If you were one of the many (like, a record-setting number) of people who saw Us over the weekend, you may have noticed the Black Flag easter egg. As little Adelaide goes missing on the Santa Cruz boardwalk, a carnie in a Black Flag t-shirt is hovering over her dad while he plays Whac-a-Mole. The shirt shows the cover of My War, the album that came out in 1984, a couple of years before the beach scene takes place. When Adelaide returns to the beach as an adult with her family, one of her friend Kitty’s kids is wearing a t-shirt with the iconic Black Flag bars on it.

No, the twin shirts aren’t because writer-director Jordan Peele is a superfan of the 1980s punk band and just couldn’t help himself (if so, he probably would’ve picked Black Flag’s “Police Story” over NWA’s “Fuck Tha Police”). The shirts are among a number of pointed “coincidences” that happen when Adelaide returns to the scene of her disappearance. It’s been noted that the bars might even represent the number 1111, which mirrors the Bible verse (“Jeremiah 11:11”) on the boardwalk vagrant’s cardboard sign, the score of the baseball game on TV (11-11), and other occurrences of the number.

Actually, I’m surprised one of the Black Flag shirts wasn’t the cover of Everything Went Black—which, after all, shows hands holding a pair of shears much in the same way Adelaide’s “shadow” ominously holds her pair of scissors. But maybe that would’ve been a little too on the nose.

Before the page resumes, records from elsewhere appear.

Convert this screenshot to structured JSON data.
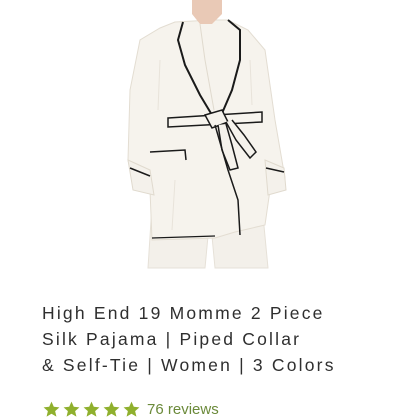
{
  "product": {
    "image_icon": "product-photo-silk-pajama-robe",
    "title_lines": [
      "High End 19 Momme 2 Piece",
      "Silk Pajama | Piped Collar",
      "& Self-Tie | Women | 3 Colors"
    ],
    "rating": {
      "stars": 5,
      "star_icon": "star-icon",
      "reviews_text": "76 reviews"
    }
  },
  "colors": {
    "star": "#8fb02e",
    "reviews_link": "#6b8a3a",
    "title_text": "#2f2f2f",
    "piping": "#1a1a1a",
    "silk": "#f5f2ec"
  }
}
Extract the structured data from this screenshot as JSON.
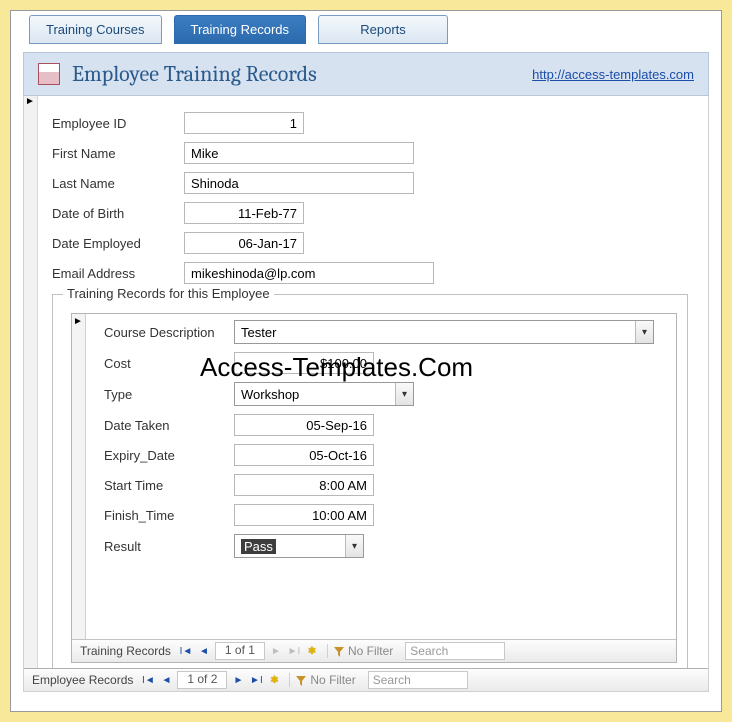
{
  "tabs": {
    "courses": "Training Courses",
    "records": "Training Records",
    "reports": "Reports"
  },
  "header": {
    "title": "Employee Training Records",
    "link": "http://access-templates.com"
  },
  "employee": {
    "labels": {
      "id": "Employee ID",
      "first": "First Name",
      "last": "Last Name",
      "dob": "Date of Birth",
      "employed": "Date Employed",
      "email": "Email Address"
    },
    "values": {
      "id": "1",
      "first": "Mike",
      "last": "Shinoda",
      "dob": "11-Feb-77",
      "employed": "06-Jan-17",
      "email": "mikeshinoda@lp.com"
    }
  },
  "sub": {
    "legend": "Training Records for this Employee",
    "labels": {
      "course": "Course Description",
      "cost": "Cost",
      "type": "Type",
      "taken": "Date Taken",
      "expiry": "Expiry_Date",
      "start": "Start Time",
      "finish": "Finish_Time",
      "result": "Result"
    },
    "values": {
      "course": "Tester",
      "cost": "$100.00",
      "type": "Workshop",
      "taken": "05-Sep-16",
      "expiry": "05-Oct-16",
      "start": "8:00 AM",
      "finish": "10:00 AM",
      "result": "Pass"
    }
  },
  "nav": {
    "innerName": "Training Records",
    "innerPos": "1 of 1",
    "outerName": "Employee Records",
    "outerPos": "1 of 2",
    "noFilter": "No Filter",
    "searchPlaceholder": "Search"
  },
  "watermark": "Access-Templates.Com"
}
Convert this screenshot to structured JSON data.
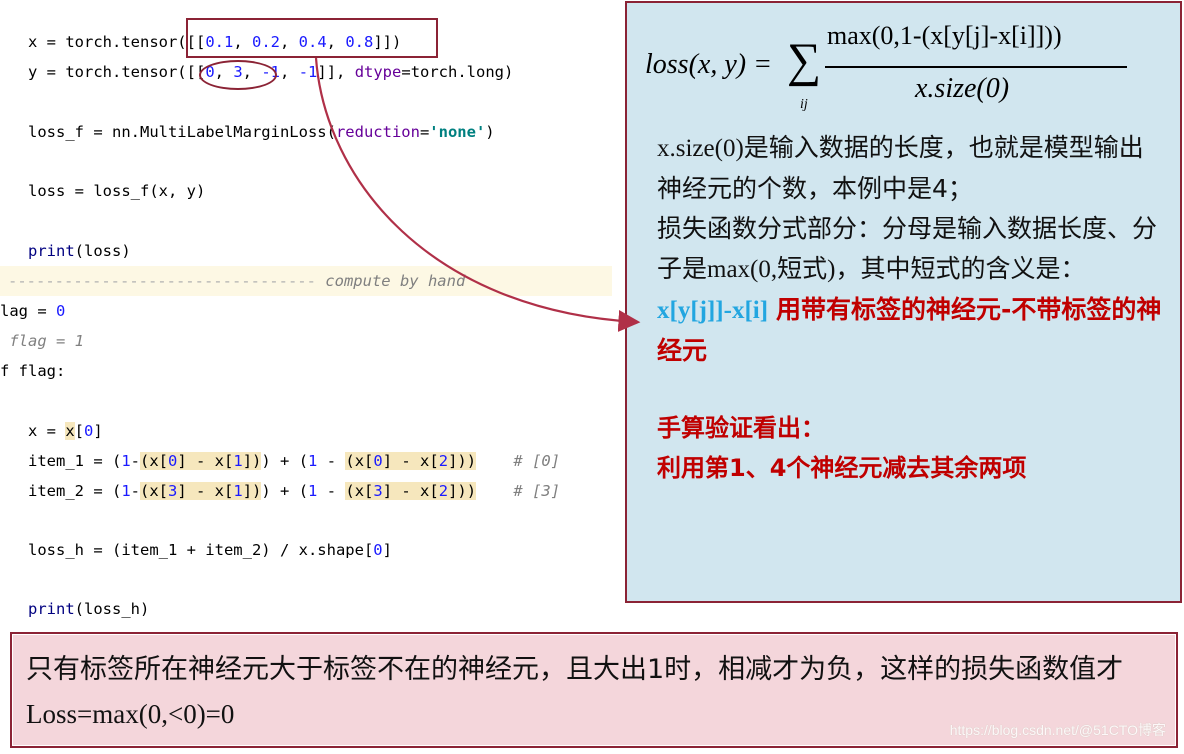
{
  "code": {
    "lines": [
      {
        "id": "x-def",
        "prefix": "x = torch.tensor(",
        "args": "[[0.1, 0.2, 0.4, 0.8]]",
        "suffix": ")"
      },
      {
        "id": "y-def",
        "prefix": "y = torch.tensor(",
        "args": "[[0, 3, -1, -1]]",
        "mid": ", ",
        "param": "dtype",
        "suffix": "=torch.long)"
      },
      {
        "id": "loss-f",
        "prefix": "loss_f = nn.MultiLabelMarginLoss(",
        "param": "reduction",
        "eq": "=",
        "str": "'none'",
        "suffix": ")"
      },
      {
        "id": "loss",
        "text": "loss = loss_f(x, y)"
      },
      {
        "id": "print-loss",
        "fn": "print",
        "text": "(loss)"
      },
      {
        "id": "separator",
        "dashes": "---------------------------------",
        "comment": "compute by hand"
      },
      {
        "id": "flag-0",
        "text": "lag = ",
        "num": "0"
      },
      {
        "id": "flag-1",
        "comment": " flag = 1"
      },
      {
        "id": "if-flag",
        "text": "f flag:"
      },
      {
        "id": "x-index",
        "pre": "x = ",
        "hl": "x",
        "post": "[",
        "num": "0",
        "close": "]"
      },
      {
        "id": "item-1",
        "text": "item_1 = (1-(x[0] - x[1])) + (1 - (x[0] - x[2]))",
        "comment": "# [0]"
      },
      {
        "id": "item-2",
        "text": "item_2 = (1-(x[3] - x[1])) + (1 - (x[3] - x[2]))",
        "comment": "# [3]"
      },
      {
        "id": "loss-h",
        "text": "loss_h = (item_1 + item_2) / x.shape[0]"
      },
      {
        "id": "print-loss-h",
        "fn": "print",
        "text": "(loss_h)"
      }
    ]
  },
  "formula": {
    "lhs": "loss(x, y) =",
    "sum": "∑",
    "sub": "ij",
    "numerator": "max(0,1-(x[y[j]-x[i]]))",
    "denominator": "x.size(0)"
  },
  "panel": {
    "para1_a": "x.size(0)",
    "para1_b": "是输入数据的长度，也就是模型输出神经元的个数，本例中是4；",
    "para2_a": "损失函数分式部分：分母是输入数据长度、分子是",
    "para2_b": "max(0,",
    "para2_c": "短式",
    "para2_d": ")",
    "para2_e": "，其中短式的含义是：",
    "code_expr": "x[y[j]]-x[i]",
    "red_text": "用带有标签的神经元-不带标签的神经元",
    "verify_title": "手算验证看出：",
    "verify_body": "利用第1、4个神经元减去其余两项"
  },
  "bottom": {
    "text_a": "只有标签所在神经元大于标签不在的神经元，且大出1时，相减才为负，这样的损失函数值才",
    "text_b": "Loss=max(0,<0)=0",
    "watermark": "https://blog.csdn.net/@51CTO博客"
  },
  "colors": {
    "accent_border": "#8b2335",
    "panel_bg": "#d1e6ef",
    "bottom_bg": "#f4d6db",
    "highlight": "#f6e7bd",
    "red_text": "#c00000",
    "blue_text": "#22a6e0"
  }
}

Either way, if all of this has you itching for some “TV Party,” Black Flag just announced a show at Brooklyn Bazaar on Aug 12. It’s the first time since 2014 that the incarnation of the band featuring founder Greg Ginn (not to be confused with Flag, featuring Keith Morris and other former Black Flag members) has played NYC. The upstairs room at Brooklyn Bazaar should make for a fairly intimate (read: bone-crushing) gig, so you may want to go ahead and snag tickets ($30). According to NME, the band is currently recording a new album, so you can expect to hear some fresh material.

I’m not sure about Brooklyn Bazaar’s security policy, but I’m assuming no scissors are allowed.